§ TRY IT
Find the string "Surround" in the records. Copy each line that has it.

Segment Start: EXTRACTED INFORMATION

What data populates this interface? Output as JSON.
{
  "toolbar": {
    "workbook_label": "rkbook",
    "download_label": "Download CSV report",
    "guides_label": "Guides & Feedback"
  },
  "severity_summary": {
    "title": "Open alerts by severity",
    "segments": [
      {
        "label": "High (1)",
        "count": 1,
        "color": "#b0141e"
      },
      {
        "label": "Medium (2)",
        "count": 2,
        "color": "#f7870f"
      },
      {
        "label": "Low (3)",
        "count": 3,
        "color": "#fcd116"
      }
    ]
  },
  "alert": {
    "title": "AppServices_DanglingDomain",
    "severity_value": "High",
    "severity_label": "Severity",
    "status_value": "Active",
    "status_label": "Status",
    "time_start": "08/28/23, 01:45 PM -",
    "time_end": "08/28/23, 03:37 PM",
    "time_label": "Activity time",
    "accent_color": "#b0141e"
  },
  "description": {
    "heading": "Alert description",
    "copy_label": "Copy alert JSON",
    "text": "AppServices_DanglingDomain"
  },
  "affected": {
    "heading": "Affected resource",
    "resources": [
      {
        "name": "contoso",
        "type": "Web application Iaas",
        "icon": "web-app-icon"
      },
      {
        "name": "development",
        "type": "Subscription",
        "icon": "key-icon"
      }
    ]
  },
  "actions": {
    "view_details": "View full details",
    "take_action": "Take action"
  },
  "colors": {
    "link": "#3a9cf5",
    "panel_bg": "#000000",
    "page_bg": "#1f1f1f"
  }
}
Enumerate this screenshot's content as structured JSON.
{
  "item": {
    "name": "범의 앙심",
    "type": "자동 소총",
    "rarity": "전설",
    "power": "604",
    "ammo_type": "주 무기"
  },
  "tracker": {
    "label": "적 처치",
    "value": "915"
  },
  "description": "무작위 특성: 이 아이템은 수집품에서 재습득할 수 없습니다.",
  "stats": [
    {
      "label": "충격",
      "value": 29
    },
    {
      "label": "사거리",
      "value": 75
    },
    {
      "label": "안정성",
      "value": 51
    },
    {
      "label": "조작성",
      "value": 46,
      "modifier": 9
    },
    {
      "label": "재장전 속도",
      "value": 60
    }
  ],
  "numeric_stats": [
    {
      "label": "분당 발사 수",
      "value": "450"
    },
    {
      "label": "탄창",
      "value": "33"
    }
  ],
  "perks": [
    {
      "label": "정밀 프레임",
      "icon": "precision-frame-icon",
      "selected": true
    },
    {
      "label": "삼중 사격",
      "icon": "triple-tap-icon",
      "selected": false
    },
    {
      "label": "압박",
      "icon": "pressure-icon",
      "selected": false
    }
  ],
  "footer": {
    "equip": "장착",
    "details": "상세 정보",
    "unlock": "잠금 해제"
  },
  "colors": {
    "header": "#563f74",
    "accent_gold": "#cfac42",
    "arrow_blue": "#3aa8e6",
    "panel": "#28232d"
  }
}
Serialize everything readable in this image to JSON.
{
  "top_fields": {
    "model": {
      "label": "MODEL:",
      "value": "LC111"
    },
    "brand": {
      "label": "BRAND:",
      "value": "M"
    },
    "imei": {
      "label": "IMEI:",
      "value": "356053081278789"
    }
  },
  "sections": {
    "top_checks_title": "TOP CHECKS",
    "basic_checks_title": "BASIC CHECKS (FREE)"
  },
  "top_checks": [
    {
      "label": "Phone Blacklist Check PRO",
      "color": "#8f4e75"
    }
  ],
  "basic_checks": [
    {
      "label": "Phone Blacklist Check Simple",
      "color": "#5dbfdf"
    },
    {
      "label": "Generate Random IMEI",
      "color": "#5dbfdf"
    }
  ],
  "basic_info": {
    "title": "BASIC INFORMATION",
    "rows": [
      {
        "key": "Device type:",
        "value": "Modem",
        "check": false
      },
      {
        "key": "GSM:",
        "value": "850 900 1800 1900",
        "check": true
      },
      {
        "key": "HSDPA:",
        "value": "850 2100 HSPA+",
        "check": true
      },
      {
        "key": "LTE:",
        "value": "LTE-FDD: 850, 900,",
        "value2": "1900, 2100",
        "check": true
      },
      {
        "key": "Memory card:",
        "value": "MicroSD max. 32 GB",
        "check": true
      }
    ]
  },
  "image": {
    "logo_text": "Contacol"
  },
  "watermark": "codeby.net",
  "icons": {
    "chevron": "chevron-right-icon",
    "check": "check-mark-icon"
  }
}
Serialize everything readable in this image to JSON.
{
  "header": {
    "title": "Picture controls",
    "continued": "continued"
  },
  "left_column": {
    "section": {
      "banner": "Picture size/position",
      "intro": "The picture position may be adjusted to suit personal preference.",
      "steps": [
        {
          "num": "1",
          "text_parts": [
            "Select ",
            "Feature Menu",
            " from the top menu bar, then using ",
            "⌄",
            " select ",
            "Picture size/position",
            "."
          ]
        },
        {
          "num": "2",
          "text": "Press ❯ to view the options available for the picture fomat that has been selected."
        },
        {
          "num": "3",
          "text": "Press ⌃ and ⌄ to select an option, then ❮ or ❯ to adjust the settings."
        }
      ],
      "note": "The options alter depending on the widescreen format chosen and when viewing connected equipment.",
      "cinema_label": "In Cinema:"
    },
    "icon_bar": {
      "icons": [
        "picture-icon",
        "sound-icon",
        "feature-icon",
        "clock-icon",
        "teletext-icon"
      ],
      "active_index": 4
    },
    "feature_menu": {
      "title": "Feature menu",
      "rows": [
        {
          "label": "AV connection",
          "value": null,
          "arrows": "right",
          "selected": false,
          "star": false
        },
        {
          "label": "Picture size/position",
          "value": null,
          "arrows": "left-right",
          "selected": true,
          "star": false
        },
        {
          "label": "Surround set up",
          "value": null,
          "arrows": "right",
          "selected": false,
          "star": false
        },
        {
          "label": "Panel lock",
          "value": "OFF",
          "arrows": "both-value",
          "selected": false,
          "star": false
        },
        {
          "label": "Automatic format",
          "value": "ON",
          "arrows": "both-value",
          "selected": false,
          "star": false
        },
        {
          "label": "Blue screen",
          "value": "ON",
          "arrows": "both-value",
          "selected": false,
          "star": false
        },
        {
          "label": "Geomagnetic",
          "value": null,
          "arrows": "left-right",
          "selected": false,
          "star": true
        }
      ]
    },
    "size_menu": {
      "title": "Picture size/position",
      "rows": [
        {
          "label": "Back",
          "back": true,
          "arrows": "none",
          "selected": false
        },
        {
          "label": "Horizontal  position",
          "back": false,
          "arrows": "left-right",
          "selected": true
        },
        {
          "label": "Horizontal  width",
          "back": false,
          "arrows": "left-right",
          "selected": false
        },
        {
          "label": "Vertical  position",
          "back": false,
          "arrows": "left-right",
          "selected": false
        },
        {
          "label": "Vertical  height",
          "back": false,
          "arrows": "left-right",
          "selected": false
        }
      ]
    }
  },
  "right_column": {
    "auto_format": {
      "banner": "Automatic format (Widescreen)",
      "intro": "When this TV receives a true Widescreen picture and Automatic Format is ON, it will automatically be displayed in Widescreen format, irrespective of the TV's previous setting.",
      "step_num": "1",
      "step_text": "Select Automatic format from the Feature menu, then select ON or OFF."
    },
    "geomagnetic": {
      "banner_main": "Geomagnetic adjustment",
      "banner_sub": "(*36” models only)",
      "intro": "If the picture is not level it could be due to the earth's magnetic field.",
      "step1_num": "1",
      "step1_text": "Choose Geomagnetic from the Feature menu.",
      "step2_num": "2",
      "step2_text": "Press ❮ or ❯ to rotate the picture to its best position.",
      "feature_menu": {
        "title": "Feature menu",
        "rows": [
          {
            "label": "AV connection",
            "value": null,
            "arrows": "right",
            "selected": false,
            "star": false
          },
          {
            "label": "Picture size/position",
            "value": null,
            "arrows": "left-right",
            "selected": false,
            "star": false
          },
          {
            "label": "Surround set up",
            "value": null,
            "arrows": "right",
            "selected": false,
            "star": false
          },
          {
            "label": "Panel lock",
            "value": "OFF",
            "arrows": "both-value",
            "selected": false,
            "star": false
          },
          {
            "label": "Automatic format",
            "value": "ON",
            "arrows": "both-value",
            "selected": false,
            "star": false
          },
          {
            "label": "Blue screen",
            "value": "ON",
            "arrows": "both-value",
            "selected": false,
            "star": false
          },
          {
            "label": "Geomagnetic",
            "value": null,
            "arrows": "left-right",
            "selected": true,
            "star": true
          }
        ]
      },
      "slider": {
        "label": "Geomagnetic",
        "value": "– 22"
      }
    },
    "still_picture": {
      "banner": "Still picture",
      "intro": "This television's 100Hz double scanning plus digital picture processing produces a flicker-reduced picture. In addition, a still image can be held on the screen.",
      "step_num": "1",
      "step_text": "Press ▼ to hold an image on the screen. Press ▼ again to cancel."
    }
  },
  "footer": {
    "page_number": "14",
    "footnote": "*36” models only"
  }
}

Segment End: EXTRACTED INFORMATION

§ TASK ANSWER
          "label": "Surround set up",
            "label": "Surround set up",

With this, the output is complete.